_SOURCE MATERIAL_.

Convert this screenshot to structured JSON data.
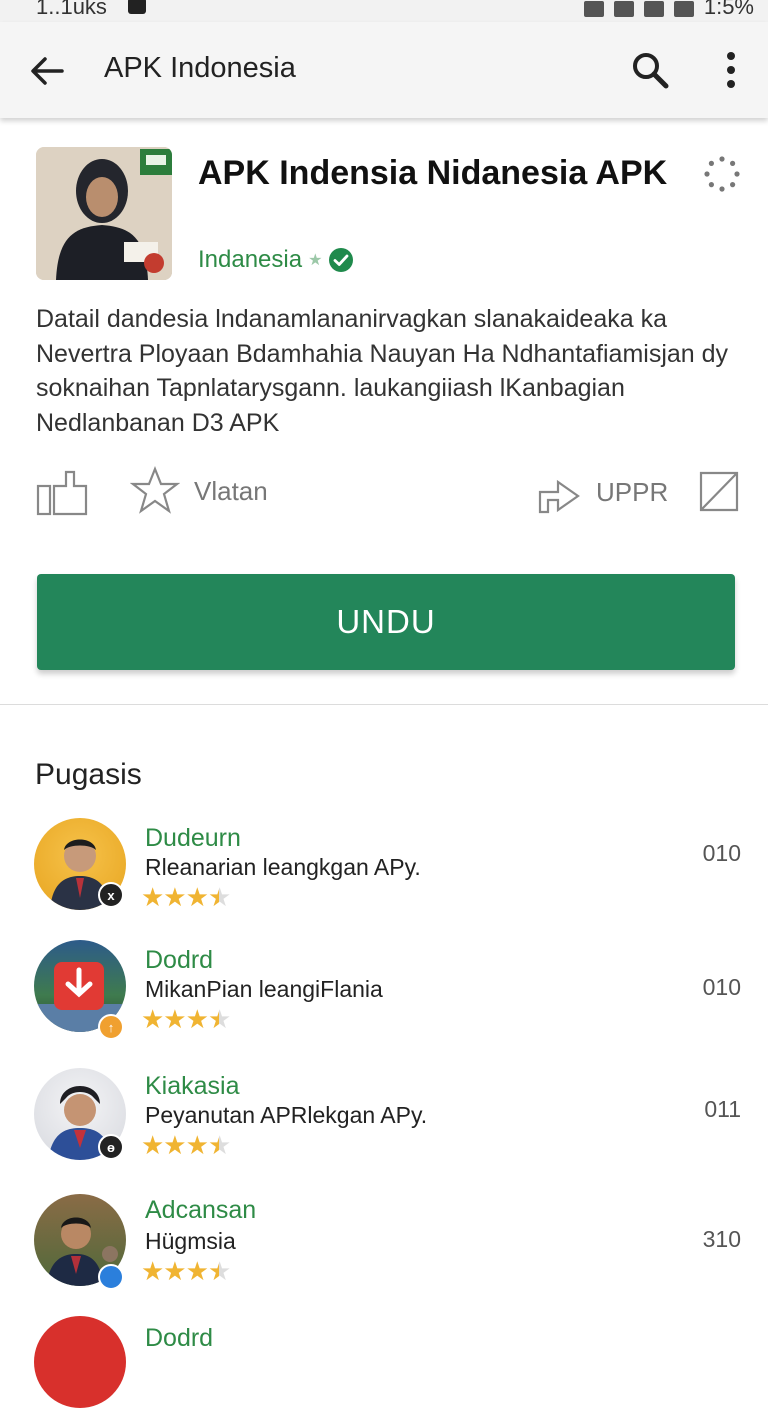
{
  "status": {
    "time": "1..1uks",
    "battery": "1:5%"
  },
  "app_bar": {
    "title": "APK Indonesia",
    "back_icon": "arrow-left-icon",
    "search_icon": "search-icon",
    "menu_icon": "more-vert-icon"
  },
  "app": {
    "name": "APK Indensia Nidanesia APK",
    "developer": "Indanesia",
    "description": "Datail dandesia lndanamlananirvagkan slanakaideaka ka Nevertra Ployaan Bdamhahia Nauyan Ha Ndhantafiamisjan dy soknaihan Tapnlatarysgann. laukangiiash lKanbagian Nedlanbanan D3 APK"
  },
  "actions": {
    "rate_label": "Vlatan",
    "share_label": "UPPR"
  },
  "install_button": {
    "label": "UNDU"
  },
  "reviews_section": {
    "title": "Pugasis"
  },
  "reviews": [
    {
      "name": "Dudeurn",
      "text": "Rleanarian leangkgan APy.",
      "count": "010",
      "rating": 3.5,
      "badge": "x"
    },
    {
      "name": "Dodrd",
      "text": "MikanPian leangiFlania",
      "count": "010",
      "rating": 3.5,
      "badge": "↑"
    },
    {
      "name": "Kiakasia",
      "text": "Peyanutan APRlekgan APy.",
      "count": "011",
      "rating": 3.5,
      "badge": "ɵ"
    },
    {
      "name": "Adcansan",
      "text": "Hügmsia",
      "count": "310",
      "rating": 3.5,
      "badge": ""
    },
    {
      "name": "Dodrd",
      "text": "",
      "count": "",
      "rating": 0,
      "badge": ""
    }
  ],
  "colors": {
    "accent_green": "#23865a",
    "name_green": "#2e8b46",
    "star": "#f0b432"
  }
}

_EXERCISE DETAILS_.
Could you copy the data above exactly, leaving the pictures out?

_TASK RESPONSE_.
Convert this screenshot to structured JSON data.
{
  "status": {
    "time": "1..1uks",
    "battery": "1:5%"
  },
  "app_bar": {
    "title": "APK Indonesia",
    "back_icon": "arrow-left-icon",
    "search_icon": "search-icon",
    "menu_icon": "more-vert-icon"
  },
  "app": {
    "name": "APK Indensia Nidanesia APK",
    "developer": "Indanesia",
    "description": "Datail dandesia lndanamlananirvagkan slanakaideaka ka Nevertra Ployaan Bdamhahia Nauyan Ha Ndhantafiamisjan dy soknaihan Tapnlatarysgann. laukangiiash lKanbagian Nedlanbanan D3 APK"
  },
  "actions": {
    "rate_label": "Vlatan",
    "share_label": "UPPR"
  },
  "install_button": {
    "label": "UNDU"
  },
  "reviews_section": {
    "title": "Pugasis"
  },
  "reviews": [
    {
      "name": "Dudeurn",
      "text": "Rleanarian leangkgan APy.",
      "count": "010",
      "rating": 3.5,
      "badge": "x"
    },
    {
      "name": "Dodrd",
      "text": "MikanPian leangiFlania",
      "count": "010",
      "rating": 3.5,
      "badge": "↑"
    },
    {
      "name": "Kiakasia",
      "text": "Peyanutan APRlekgan APy.",
      "count": "011",
      "rating": 3.5,
      "badge": "ɵ"
    },
    {
      "name": "Adcansan",
      "text": "Hügmsia",
      "count": "310",
      "rating": 3.5,
      "badge": ""
    },
    {
      "name": "Dodrd",
      "text": "",
      "count": "",
      "rating": 0,
      "badge": ""
    }
  ],
  "colors": {
    "accent_green": "#23865a",
    "name_green": "#2e8b46",
    "star": "#f0b432"
  }
}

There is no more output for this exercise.